What the task asks: Wherever "Please" shows up in the records below, copy the whole line.
Start of Information
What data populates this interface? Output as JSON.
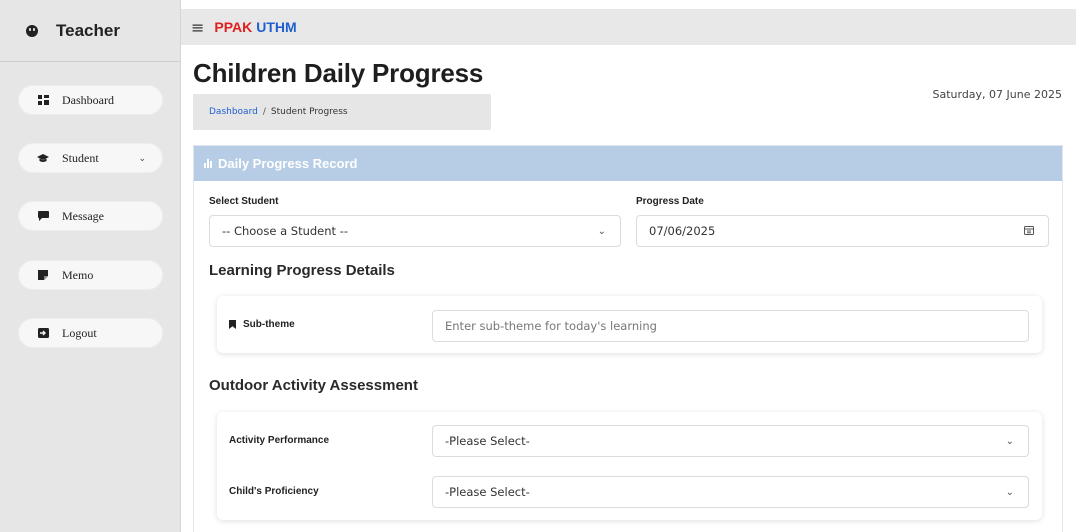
{
  "sidebar": {
    "title": "Teacher",
    "items": [
      {
        "label": "Dashboard"
      },
      {
        "label": "Student"
      },
      {
        "label": "Message"
      },
      {
        "label": "Memo"
      },
      {
        "label": "Logout"
      }
    ]
  },
  "topbar": {
    "brand_part1": "PPAK",
    "brand_part2": "UTHM"
  },
  "page": {
    "title": "Children Daily Progress",
    "date": "Saturday, 07 June 2025",
    "breadcrumb": {
      "link": "Dashboard",
      "separator": "/",
      "current": "Student Progress"
    }
  },
  "card": {
    "header": "Daily Progress Record",
    "select_student_label": "Select Student",
    "select_student_value": "-- Choose a Student --",
    "progress_date_label": "Progress Date",
    "progress_date_value": "07/06/2025",
    "learning_section": "Learning Progress Details",
    "subtheme_label": "Sub-theme",
    "subtheme_placeholder": "Enter sub-theme for today's learning",
    "outdoor_section": "Outdoor Activity Assessment",
    "activity_label": "Activity Performance",
    "activity_value": "-Please Select-",
    "proficiency_label": "Child's Proficiency",
    "proficiency_value": "-Please Select-"
  },
  "colors": {
    "card_header": "#b7cde6",
    "brand_red": "#e02020",
    "brand_blue": "#1f5fd0",
    "sidebar_bg": "#e6e6e6"
  },
  "icons": {
    "sidebar_header": "smiley-icon",
    "dashboard": "dashboard-grid-icon",
    "student": "graduation-cap-icon",
    "message": "message-icon",
    "memo": "sticky-note-icon",
    "logout": "logout-icon",
    "topbar_menu": "hamburger-menu-icon",
    "card_header": "bar-chart-icon",
    "subtheme": "bookmark-icon",
    "dropdown": "chevron-down-icon",
    "date": "calendar-icon"
  }
}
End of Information
Solved problem:
    "activity_value": "-Please Select-",
    "proficiency_value": "-Please Select-"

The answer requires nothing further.